• Assigned task: Please show every line from the entries that carries the word "screenshot".
Information provided: Begin
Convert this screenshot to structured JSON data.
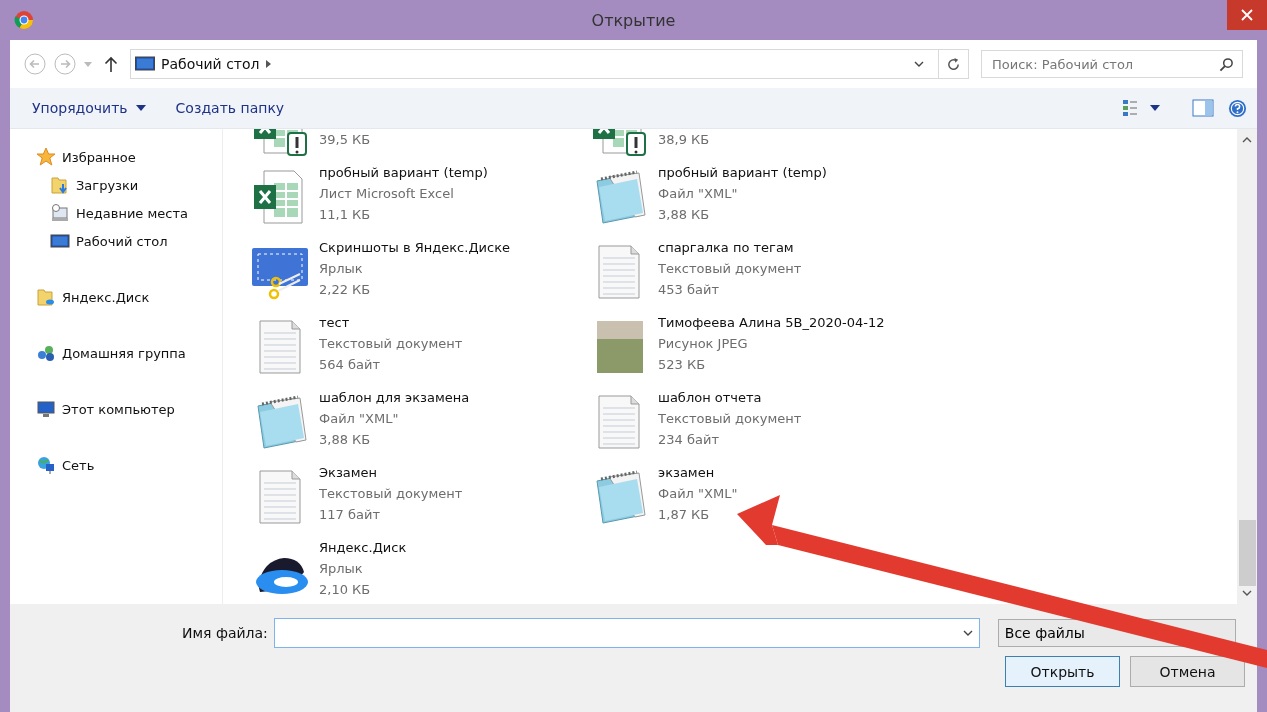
{
  "window": {
    "title": "Открытие"
  },
  "nav": {
    "path": "Рабочий стол",
    "search": {
      "placeholder": "Поиск: Рабочий стол"
    }
  },
  "toolbar": {
    "buttons": [
      {
        "label": "Упорядочить",
        "kind": "menu"
      },
      {
        "label": "Создать папку",
        "kind": "plain"
      }
    ]
  },
  "sidebar": {
    "items": [
      {
        "label": "Избранное",
        "kind": "star",
        "children": [
          {
            "label": "Загрузки",
            "kind": "downloads"
          },
          {
            "label": "Недавние места",
            "kind": "recent"
          },
          {
            "label": "Рабочий стол",
            "kind": "desktop"
          }
        ]
      },
      {
        "label": "Яндекс.Диск",
        "kind": "cloudfolder"
      },
      {
        "label": "Домашняя группа",
        "kind": "homegroup"
      },
      {
        "label": "Этот компьютер",
        "kind": "computer"
      },
      {
        "label": "Сеть",
        "kind": "network"
      }
    ]
  },
  "files": [
    {
      "kind": "excel-warning",
      "size": "39,5 КБ"
    },
    {
      "kind": "excel-warning",
      "size": "38,9 КБ"
    },
    {
      "kind": "excel",
      "name": "пробный вариант (temp)",
      "type": "Лист Microsoft Excel",
      "size": "11,1 КБ"
    },
    {
      "kind": "xml",
      "name": "пробный вариант (temp)",
      "type": "Файл \"XML\"",
      "size": "3,88 КБ"
    },
    {
      "kind": "screenshot-shortcut",
      "name": "Скриншоты в Яндекс.Диске",
      "type": "Ярлык",
      "size": "2,22 КБ"
    },
    {
      "kind": "text",
      "name": "спаргалка по тегам",
      "type": "Текстовый документ",
      "size": "453 байт"
    },
    {
      "kind": "text",
      "name": "тест",
      "type": "Текстовый документ",
      "size": "564 байт"
    },
    {
      "kind": "image",
      "name": "Тимофеева Алина 5В_2020-04-12",
      "type": "Рисунок JPEG",
      "size": "523 КБ"
    },
    {
      "kind": "xml",
      "name": "шаблон для экзамена",
      "type": "Файл \"XML\"",
      "size": "3,88 КБ"
    },
    {
      "kind": "text",
      "name": "шаблон отчета",
      "type": "Текстовый документ",
      "size": "234 байт"
    },
    {
      "kind": "text",
      "name": "Экзамен",
      "type": "Текстовый документ",
      "size": "117 байт"
    },
    {
      "kind": "xml",
      "name": "экзамен",
      "type": "Файл \"XML\"",
      "size": "1,87 КБ"
    },
    {
      "kind": "disk-shortcut",
      "name": "Яндекс.Диск",
      "type": "Ярлык",
      "size": "2,10 КБ"
    }
  ],
  "footer": {
    "filename_label": "Имя файла:",
    "filter": "Все файлы",
    "buttons": [
      {
        "label": "Открыть",
        "kind": "primary"
      },
      {
        "label": "Отмена",
        "kind": "normal"
      }
    ]
  }
}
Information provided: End
• Exercise response:
Convert this screenshot to structured JSON data.
      "kind": "screenshot-shortcut",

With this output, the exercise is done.